## TASK BRIEF
Within the data below, how many lines contain "timestamp"? Reply with the number only.

## PROVIDED ENTRIES
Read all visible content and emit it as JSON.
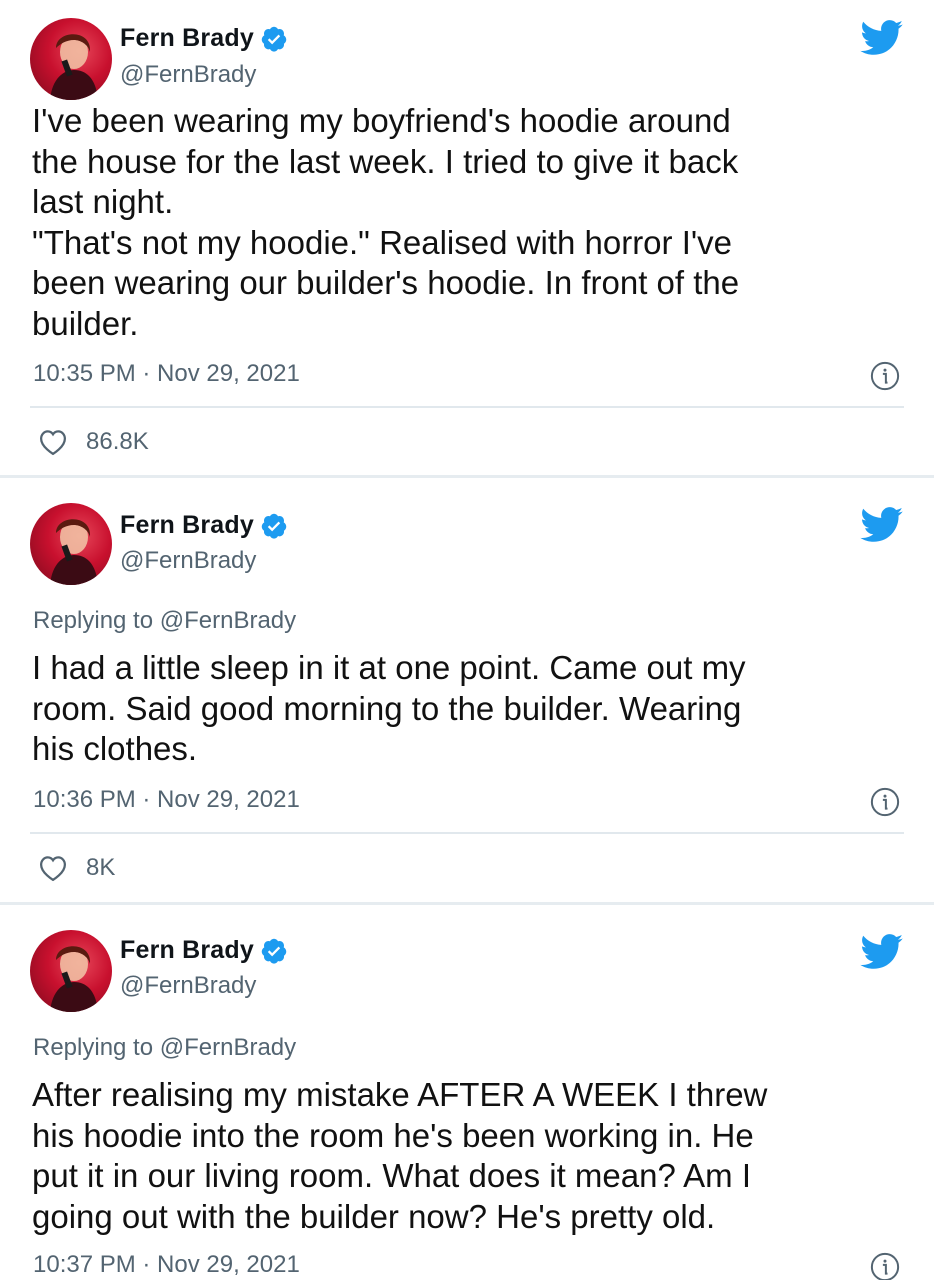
{
  "tweets": [
    {
      "author": "Fern Brady",
      "handle": "@FernBrady",
      "replying_to": "",
      "text": "I've been wearing my boyfriend's hoodie around\nthe house for the last week. I tried to give it back\nlast night.\n\"That's not my hoodie.\" Realised with horror I've\nbeen wearing our builder's hoodie. In front of the\nbuilder.",
      "timestamp": "10:35 PM · Nov 29, 2021",
      "likes": "86.8K"
    },
    {
      "author": "Fern Brady",
      "handle": "@FernBrady",
      "replying_to": "Replying to @FernBrady",
      "text": "I had a little sleep in it at one point. Came out my\nroom. Said good morning to the builder. Wearing\nhis clothes.",
      "timestamp": "10:36 PM · Nov 29, 2021",
      "likes": "8K"
    },
    {
      "author": "Fern Brady",
      "handle": "@FernBrady",
      "replying_to": "Replying to @FernBrady",
      "text": "After realising my mistake AFTER A WEEK I threw\nhis hoodie into the room he's been working in. He\nput it in our living room. What does it mean? Am I\ngoing out with the builder now? He's pretty old.",
      "timestamp": "10:37 PM · Nov 29, 2021"
    }
  ],
  "colors": {
    "twitter_blue": "#1d9bf0",
    "secondary_text": "#536471",
    "divider": "#e1e8ed"
  },
  "icons": {
    "verified": "verified-badge-icon",
    "brand": "twitter-bird-icon",
    "info": "info-icon",
    "like": "heart-icon"
  }
}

## RESPONSE
3